__Work task__: Set down every entry once more, exactly as it appears.

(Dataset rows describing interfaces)

+ + + + +

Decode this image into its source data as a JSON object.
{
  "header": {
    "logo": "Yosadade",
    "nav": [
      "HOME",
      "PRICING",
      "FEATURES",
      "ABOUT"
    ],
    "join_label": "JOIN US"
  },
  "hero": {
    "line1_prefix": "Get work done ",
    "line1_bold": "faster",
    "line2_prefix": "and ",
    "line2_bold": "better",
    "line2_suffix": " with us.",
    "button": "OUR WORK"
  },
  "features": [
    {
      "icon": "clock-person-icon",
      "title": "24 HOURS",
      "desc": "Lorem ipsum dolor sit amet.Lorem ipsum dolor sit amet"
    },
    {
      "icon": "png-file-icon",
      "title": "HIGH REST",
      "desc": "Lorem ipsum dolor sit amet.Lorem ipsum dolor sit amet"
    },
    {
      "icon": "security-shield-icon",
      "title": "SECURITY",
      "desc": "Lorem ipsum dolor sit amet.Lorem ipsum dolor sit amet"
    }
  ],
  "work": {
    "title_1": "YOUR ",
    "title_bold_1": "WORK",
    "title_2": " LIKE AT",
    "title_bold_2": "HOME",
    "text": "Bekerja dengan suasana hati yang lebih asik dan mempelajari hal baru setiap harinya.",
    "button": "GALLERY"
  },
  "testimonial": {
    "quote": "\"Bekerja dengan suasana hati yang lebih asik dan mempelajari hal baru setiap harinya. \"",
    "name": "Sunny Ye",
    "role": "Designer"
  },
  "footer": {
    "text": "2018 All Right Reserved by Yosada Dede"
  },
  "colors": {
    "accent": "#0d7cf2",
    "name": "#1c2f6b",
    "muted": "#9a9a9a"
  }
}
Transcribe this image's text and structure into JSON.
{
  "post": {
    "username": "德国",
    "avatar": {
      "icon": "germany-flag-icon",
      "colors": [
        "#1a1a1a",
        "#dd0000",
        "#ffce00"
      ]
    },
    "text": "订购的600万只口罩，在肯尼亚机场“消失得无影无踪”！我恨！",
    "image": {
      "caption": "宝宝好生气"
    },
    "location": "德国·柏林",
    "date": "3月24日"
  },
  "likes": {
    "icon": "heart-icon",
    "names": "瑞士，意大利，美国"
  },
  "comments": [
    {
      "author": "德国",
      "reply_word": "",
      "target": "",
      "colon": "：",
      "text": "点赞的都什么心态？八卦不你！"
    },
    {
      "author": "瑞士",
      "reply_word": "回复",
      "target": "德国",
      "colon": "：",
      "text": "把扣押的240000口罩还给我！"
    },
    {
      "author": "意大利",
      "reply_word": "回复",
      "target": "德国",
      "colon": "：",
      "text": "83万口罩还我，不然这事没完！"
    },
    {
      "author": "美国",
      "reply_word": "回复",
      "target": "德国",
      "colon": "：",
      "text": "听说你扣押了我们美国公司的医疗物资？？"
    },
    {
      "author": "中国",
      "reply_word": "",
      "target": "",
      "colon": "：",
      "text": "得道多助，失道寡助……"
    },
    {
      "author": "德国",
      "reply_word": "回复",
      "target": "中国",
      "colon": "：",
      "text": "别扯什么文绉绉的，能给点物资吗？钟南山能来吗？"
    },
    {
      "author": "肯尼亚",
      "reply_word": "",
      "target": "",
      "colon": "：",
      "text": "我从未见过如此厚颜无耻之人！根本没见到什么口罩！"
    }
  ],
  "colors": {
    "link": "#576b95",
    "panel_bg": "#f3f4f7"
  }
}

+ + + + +

__Result for this task__:
Decode this image into its source data as a JSON object.
{
  "header": {
    "logo": "Yosadade",
    "nav": [
      "HOME",
      "PRICING",
      "FEATURES",
      "ABOUT"
    ],
    "join_label": "JOIN US"
  },
  "hero": {
    "line1_prefix": "Get work done ",
    "line1_bold": "faster",
    "line2_prefix": "and ",
    "line2_bold": "better",
    "line2_suffix": " with us.",
    "button": "OUR WORK"
  },
  "features": [
    {
      "icon": "clock-person-icon",
      "title": "24 HOURS",
      "desc": "Lorem ipsum dolor sit amet.Lorem ipsum dolor sit amet"
    },
    {
      "icon": "png-file-icon",
      "title": "HIGH REST",
      "desc": "Lorem ipsum dolor sit amet.Lorem ipsum dolor sit amet"
    },
    {
      "icon": "security-shield-icon",
      "title": "SECURITY",
      "desc": "Lorem ipsum dolor sit amet.Lorem ipsum dolor sit amet"
    }
  ],
  "work": {
    "title_1": "YOUR ",
    "title_bold_1": "WORK",
    "title_2": " LIKE AT",
    "title_bold_2": "HOME",
    "text": "Bekerja dengan suasana hati yang lebih asik dan mempelajari hal baru setiap harinya.",
    "button": "GALLERY"
  },
  "testimonial": {
    "quote": "\"Bekerja dengan suasana hati yang lebih asik dan mempelajari hal baru setiap harinya. \"",
    "name": "Sunny Ye",
    "role": "Designer"
  },
  "footer": {
    "text": "2018 All Right Reserved by Yosada Dede"
  },
  "colors": {
    "accent": "#0d7cf2",
    "name": "#1c2f6b",
    "muted": "#9a9a9a"
  }
}
Transcribe this image's text and structure into JSON.
{
  "post": {
    "username": "德国",
    "avatar": {
      "icon": "germany-flag-icon",
      "colors": [
        "#1a1a1a",
        "#dd0000",
        "#ffce00"
      ]
    },
    "text": "订购的600万只口罩，在肯尼亚机场“消失得无影无踪”！我恨！",
    "image": {
      "caption": "宝宝好生气"
    },
    "location": "德国·柏林",
    "date": "3月24日"
  },
  "likes": {
    "icon": "heart-icon",
    "names": "瑞士，意大利，美国"
  },
  "comments": [
    {
      "author": "德国",
      "reply_word": "",
      "target": "",
      "colon": "：",
      "text": "点赞的都什么心态？八卦不你！"
    },
    {
      "author": "瑞士",
      "reply_word": "回复",
      "target": "德国",
      "colon": "：",
      "text": "把扣押的240000口罩还给我！"
    },
    {
      "author": "意大利",
      "reply_word": "回复",
      "target": "德国",
      "colon": "：",
      "text": "83万口罩还我，不然这事没完！"
    },
    {
      "author": "美国",
      "reply_word": "回复",
      "target": "德国",
      "colon": "：",
      "text": "听说你扣押了我们美国公司的医疗物资？？"
    },
    {
      "author": "中国",
      "reply_word": "",
      "target": "",
      "colon": "：",
      "text": "得道多助，失道寡助……"
    },
    {
      "author": "德国",
      "reply_word": "回复",
      "target": "中国",
      "colon": "：",
      "text": "别扯什么文绉绉的，能给点物资吗？钟南山能来吗？"
    },
    {
      "author": "肯尼亚",
      "reply_word": "",
      "target": "",
      "colon": "：",
      "text": "我从未见过如此厚颜无耻之人！根本没见到什么口罩！"
    }
  ],
  "colors": {
    "link": "#576b95",
    "panel_bg": "#f3f4f7"
  }
}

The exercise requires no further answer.